But regardless, it almost shouldn’t matter when you have a cast like this, because they’re supposed to be able to do no wrong. And that sort of happens, but not really. Joaquin Phoenix may seem a tad miscast at first as the grieving simpleton father of a suburban-family, but shows us differently when he unleashes those raw and honest emotions we always see in each and every one of his performances. You feel bad for the guy and you just want to give him a hug and tap on the back, whispering into his ear that “everything’s going to be alright.” It’s not Phoenix’s most daring role, but it was a true sign that he could play a normal, everyday dude.

Pictured: Sad actors

Pictured: Sad Actors

The same can definitely be said for Mark Ruffalo who never seems to phone-in a performance, no matter how crappy the movie may be, which is what happens here. Ruffalo is great as the driver that kills this boy and runs away without getting caught, because he makes you feel something for the guy, even though he is totally in the wrong, through-and-through. You can sort of see why a guy like him would run away from the punishment of being arrested, but after awhile, it does start to get a bit ridiculous that it hides this all for so long, and for all of the reasons that he apparently has to himself, as well. Still, Ruffalo prevails and shows why you can give him anything, and he can make it work.
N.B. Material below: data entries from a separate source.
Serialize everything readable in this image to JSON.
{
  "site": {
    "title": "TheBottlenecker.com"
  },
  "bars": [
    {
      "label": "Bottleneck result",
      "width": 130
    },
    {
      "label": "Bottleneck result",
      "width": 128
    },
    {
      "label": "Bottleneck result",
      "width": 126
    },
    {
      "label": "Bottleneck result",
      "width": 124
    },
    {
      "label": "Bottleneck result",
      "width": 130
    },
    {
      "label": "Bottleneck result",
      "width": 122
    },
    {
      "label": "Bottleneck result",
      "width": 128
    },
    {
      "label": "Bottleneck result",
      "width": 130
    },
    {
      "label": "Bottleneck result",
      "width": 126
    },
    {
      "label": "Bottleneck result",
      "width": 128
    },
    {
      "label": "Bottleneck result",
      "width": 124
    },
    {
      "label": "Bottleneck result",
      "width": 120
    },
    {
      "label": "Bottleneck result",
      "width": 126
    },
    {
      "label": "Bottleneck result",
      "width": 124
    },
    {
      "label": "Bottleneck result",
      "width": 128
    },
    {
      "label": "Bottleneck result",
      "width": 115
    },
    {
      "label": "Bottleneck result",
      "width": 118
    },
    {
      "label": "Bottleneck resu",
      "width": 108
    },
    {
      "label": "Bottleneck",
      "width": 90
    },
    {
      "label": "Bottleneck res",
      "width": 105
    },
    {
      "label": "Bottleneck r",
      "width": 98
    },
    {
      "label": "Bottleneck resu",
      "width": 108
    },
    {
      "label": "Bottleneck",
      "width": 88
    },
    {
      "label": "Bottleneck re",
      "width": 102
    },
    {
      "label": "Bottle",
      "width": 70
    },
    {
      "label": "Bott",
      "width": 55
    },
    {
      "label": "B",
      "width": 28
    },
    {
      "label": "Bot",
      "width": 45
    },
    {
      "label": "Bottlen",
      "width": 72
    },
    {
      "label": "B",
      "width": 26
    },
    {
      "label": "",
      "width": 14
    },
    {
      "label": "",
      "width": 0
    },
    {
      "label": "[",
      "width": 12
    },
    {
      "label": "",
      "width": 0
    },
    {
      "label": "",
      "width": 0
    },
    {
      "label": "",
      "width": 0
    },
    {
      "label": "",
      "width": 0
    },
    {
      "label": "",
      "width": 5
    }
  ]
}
Jennifer Connelly is simply used here to be another grieving character of the whole movie and does that very well. Connelly is always good in what she does and that’s why it’s so weird to barely see her around anymore, but it should always be noted that she’s a good actress, when the material is there. It’s sort of here for her, and sort of not, so it’s hard to fully judge her.

Oh and yeah, I previously mentioned Mira Sorvino and it isn’t because she does anything simply out-of-this-world with this movie (mainly because she isn’t given much to work with in the first place), but, without any type of spoilers or giving-away major plot-points (like it really matters), there’s this one scene with her and Ruffalo that is probably the most endearing and emotionally-truthful out of the whole movie, and it really took me by surprise. Rarely does this movie ever talk about how Sorvino’s and Ruffalo’s character used to be married and a loving-couple with one another, other than when they yell, fight, and argue with one other, but that one scene, that one moment between these two, not only made this movie just a tad better, but made me feel like there could have been so much more had they just dropped the whole death-of-the-kid angle and even went so far as to focus on Ruffalo’s character trying to actually get through the divorce and make ends meet. Sure, it’s not the movie we got, but man, I imagine wonders could have been made going down this road, especially with the always dependable Sorvino who, like Connelly, needs to be in more.

Much, much more. Come on, Hollywood!

Consensus: Even with a solid cast on-deck, Reservation Road can’t get its head together quick enough to where it fully works as a small drama about sadness and grief, or as a nail-biting thriller.

5 / 10

I guess he's going to start taking after his kid. Hayyoh! Okay, I'm done.

I guess he’s going to start taking after his kid now. Hayyoh! Okay, I’m done.

Photos Courtesy of: Focus Features